● Task to carry out: Go through the material below and count the lines with the string "単純移動平均"; the number is the whole answer.

Segment Open

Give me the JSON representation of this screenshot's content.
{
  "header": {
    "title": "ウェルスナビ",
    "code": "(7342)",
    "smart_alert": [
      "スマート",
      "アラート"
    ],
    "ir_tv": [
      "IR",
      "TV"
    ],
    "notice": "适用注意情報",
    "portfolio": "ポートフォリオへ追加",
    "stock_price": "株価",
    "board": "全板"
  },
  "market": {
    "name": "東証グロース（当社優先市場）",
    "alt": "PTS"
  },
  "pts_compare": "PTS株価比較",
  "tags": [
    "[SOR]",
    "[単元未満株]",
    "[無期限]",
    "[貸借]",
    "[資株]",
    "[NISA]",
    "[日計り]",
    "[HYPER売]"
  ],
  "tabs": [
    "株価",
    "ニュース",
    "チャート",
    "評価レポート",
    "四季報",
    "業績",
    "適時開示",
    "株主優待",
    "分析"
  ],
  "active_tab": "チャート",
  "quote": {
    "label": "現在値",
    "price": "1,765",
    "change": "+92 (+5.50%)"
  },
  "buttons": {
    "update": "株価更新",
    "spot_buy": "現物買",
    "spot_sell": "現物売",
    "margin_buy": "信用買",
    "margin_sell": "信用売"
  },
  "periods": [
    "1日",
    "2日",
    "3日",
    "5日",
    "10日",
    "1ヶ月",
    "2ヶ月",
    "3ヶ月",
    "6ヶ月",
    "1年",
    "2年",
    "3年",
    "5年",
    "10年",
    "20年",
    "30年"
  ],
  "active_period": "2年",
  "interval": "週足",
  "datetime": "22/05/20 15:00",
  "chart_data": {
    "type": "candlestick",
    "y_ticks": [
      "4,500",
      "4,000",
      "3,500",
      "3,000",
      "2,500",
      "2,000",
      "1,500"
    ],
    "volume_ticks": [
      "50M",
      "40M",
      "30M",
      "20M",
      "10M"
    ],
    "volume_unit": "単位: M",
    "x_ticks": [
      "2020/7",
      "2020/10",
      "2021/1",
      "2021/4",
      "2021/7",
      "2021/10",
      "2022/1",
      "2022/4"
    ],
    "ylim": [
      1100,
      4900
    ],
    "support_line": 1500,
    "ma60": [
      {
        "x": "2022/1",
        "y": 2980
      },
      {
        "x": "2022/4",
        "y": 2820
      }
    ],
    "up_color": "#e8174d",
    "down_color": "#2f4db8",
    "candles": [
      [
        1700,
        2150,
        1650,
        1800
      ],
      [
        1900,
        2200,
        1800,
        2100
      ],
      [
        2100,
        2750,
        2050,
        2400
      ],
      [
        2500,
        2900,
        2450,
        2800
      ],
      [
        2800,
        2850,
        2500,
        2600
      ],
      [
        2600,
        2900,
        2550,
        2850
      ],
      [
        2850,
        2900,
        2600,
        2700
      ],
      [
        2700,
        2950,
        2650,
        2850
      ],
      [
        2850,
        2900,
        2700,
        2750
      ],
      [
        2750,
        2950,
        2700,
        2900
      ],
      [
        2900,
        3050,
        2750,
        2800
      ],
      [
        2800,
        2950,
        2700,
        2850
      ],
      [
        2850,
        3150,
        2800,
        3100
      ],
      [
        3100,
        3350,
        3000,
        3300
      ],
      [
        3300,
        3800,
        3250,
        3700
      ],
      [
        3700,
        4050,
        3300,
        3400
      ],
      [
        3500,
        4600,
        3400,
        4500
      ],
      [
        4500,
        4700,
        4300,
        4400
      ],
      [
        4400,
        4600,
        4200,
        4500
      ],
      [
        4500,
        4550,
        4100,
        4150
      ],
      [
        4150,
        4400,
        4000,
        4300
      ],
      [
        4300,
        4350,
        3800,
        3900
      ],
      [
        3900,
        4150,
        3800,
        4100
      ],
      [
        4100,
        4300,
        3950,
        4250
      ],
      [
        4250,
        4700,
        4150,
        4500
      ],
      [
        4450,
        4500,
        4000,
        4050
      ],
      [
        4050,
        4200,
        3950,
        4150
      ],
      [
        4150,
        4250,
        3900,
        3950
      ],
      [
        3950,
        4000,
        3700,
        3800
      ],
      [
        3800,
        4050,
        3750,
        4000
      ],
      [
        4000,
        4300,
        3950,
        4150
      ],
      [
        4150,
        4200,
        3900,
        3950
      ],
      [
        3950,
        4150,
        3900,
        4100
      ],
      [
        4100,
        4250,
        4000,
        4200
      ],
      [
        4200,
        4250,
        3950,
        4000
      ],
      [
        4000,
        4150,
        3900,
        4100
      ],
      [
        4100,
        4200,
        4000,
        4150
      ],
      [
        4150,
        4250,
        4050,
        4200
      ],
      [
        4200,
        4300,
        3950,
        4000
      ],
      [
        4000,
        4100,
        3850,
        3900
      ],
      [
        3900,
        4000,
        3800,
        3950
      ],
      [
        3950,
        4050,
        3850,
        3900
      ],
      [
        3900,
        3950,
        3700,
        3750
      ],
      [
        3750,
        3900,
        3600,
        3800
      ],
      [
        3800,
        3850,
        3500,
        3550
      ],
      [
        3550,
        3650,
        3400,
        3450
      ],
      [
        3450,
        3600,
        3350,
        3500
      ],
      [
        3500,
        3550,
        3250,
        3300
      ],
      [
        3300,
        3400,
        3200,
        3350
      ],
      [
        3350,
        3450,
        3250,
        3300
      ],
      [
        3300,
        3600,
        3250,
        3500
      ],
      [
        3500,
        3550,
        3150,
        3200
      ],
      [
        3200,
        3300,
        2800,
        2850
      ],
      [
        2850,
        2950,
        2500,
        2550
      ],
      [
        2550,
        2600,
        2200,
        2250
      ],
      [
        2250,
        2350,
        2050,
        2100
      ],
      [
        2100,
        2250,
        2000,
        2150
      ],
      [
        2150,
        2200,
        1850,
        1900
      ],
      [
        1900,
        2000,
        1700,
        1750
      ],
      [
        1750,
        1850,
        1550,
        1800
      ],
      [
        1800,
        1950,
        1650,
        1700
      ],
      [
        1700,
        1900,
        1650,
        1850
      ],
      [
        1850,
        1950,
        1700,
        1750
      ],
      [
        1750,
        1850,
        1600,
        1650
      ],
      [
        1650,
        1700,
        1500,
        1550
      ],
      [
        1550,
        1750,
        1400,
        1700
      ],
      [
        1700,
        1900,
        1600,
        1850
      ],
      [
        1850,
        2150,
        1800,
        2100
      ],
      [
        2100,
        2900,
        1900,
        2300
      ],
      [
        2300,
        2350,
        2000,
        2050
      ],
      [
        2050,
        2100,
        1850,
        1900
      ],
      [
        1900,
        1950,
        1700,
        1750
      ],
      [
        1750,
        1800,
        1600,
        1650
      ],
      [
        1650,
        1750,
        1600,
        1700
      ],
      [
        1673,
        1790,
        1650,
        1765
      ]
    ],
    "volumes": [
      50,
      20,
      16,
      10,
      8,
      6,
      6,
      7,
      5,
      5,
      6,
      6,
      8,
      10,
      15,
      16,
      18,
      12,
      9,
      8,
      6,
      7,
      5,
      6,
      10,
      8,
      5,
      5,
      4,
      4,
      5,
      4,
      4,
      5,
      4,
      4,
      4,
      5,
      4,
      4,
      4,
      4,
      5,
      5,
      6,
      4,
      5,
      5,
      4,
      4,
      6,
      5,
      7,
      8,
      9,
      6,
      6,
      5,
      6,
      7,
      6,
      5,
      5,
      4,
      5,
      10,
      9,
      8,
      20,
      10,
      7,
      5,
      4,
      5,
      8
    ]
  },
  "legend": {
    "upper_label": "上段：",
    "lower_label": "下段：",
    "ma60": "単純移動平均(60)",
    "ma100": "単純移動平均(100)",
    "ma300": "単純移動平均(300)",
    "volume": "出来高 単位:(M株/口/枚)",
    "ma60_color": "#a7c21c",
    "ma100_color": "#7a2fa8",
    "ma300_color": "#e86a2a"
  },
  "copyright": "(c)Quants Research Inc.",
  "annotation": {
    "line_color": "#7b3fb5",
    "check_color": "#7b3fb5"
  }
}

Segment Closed

● Answer for this exercise: 3